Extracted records
[Start of Attachment]

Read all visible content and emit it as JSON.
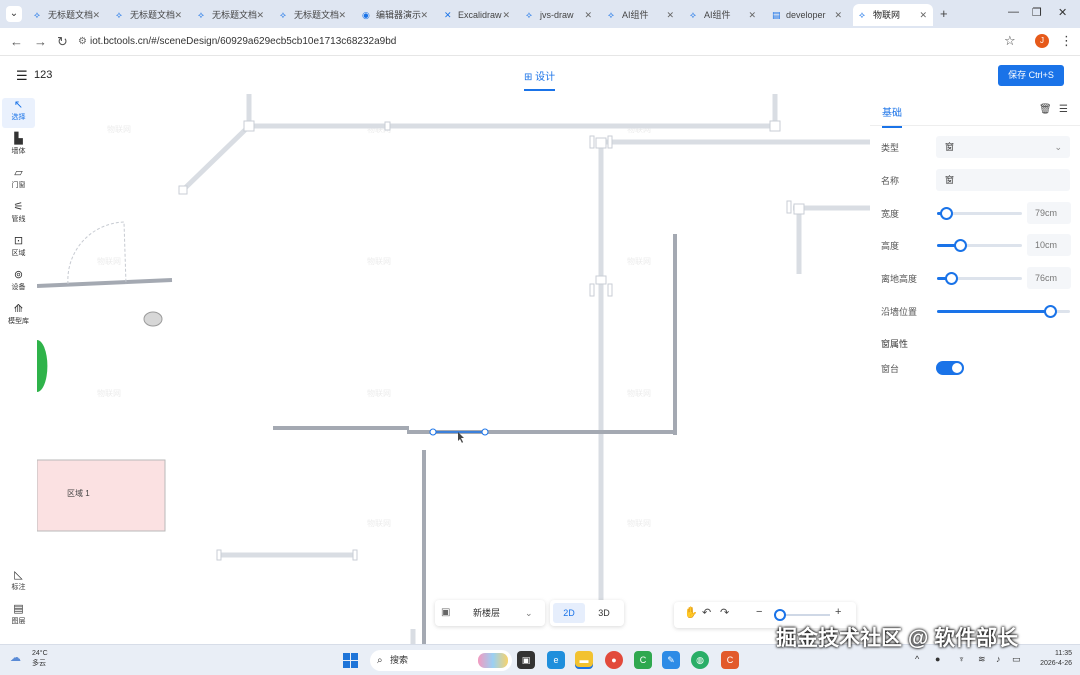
{
  "browser": {
    "tabs": [
      {
        "title": "无标题文档",
        "icon": "app-icon"
      },
      {
        "title": "无标题文档",
        "icon": "app-icon"
      },
      {
        "title": "无标题文档",
        "icon": "app-icon"
      },
      {
        "title": "无标题文档",
        "icon": "app-icon"
      },
      {
        "title": "编辑器演示",
        "icon": "globe-icon"
      },
      {
        "title": "Excalidraw",
        "icon": "excalidraw-icon"
      },
      {
        "title": "jvs-draw",
        "icon": "app-icon"
      },
      {
        "title": "AI组件",
        "icon": "app-icon"
      },
      {
        "title": "AI组件",
        "icon": "app-icon"
      },
      {
        "title": "developer",
        "icon": "doc-icon"
      },
      {
        "title": "物联网",
        "icon": "app-icon",
        "active": true
      }
    ],
    "url": "iot.bctools.cn/#/sceneDesign/60929a629ecb5cb10e1713c68232a9bd",
    "avatar_letter": "J"
  },
  "header": {
    "project_name": "123",
    "design_tab": "设计",
    "save_button": "保存 Ctrl+S"
  },
  "left_tools": [
    {
      "label": "选择",
      "icon": "cursor-icon",
      "active": true
    },
    {
      "label": "墙体",
      "icon": "wall-icon"
    },
    {
      "label": "门窗",
      "icon": "door-icon"
    },
    {
      "label": "管线",
      "icon": "pipe-icon"
    },
    {
      "label": "区域",
      "icon": "area-icon"
    },
    {
      "label": "设备",
      "icon": "device-icon"
    },
    {
      "label": "模型库",
      "icon": "model-icon"
    }
  ],
  "left_tools_bottom": [
    {
      "label": "标注",
      "icon": "measure-icon"
    },
    {
      "label": "图层",
      "icon": "layers-icon"
    }
  ],
  "canvas": {
    "area_label": "区域 1",
    "watermark": "物联网"
  },
  "bottom_controls": {
    "layer_name": "新楼层",
    "view_2d": "2D",
    "view_3d": "3D",
    "zoom_level": 0.1
  },
  "properties": {
    "tab_basic": "基础",
    "fields": {
      "type_label": "类型",
      "type_value": "窗",
      "name_label": "名称",
      "name_value": "窗",
      "width_label": "宽度",
      "width_value": "79cm",
      "width_level": 0.1,
      "height_label": "高度",
      "height_value": "10cm",
      "height_level": 0.27,
      "elev_label": "离地高度",
      "elev_value": "76cm",
      "elev_level": 0.16,
      "pos_label": "沿墙位置",
      "pos_level": 0.85
    },
    "window_props_title": "窗属性",
    "sill_label": "窗台",
    "sill_on": true
  },
  "taskbar": {
    "weather_temp": "24°C",
    "weather_desc": "多云",
    "weather_badge": "1",
    "search_placeholder": "搜索",
    "time": "11:35",
    "date": "2026-4-26"
  },
  "overlay_watermark": "掘金技术社区 @ 软件部长"
}
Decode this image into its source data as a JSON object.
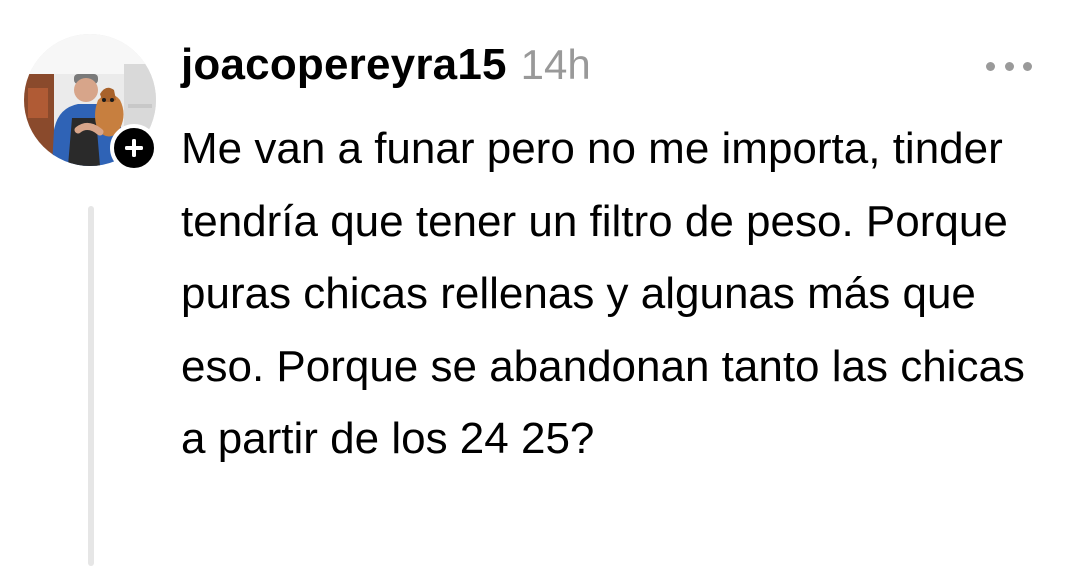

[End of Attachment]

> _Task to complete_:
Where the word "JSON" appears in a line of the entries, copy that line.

> _Output below_:
Read all visible content and emit it as JSON.
Decode this image into its source data as a JSON object.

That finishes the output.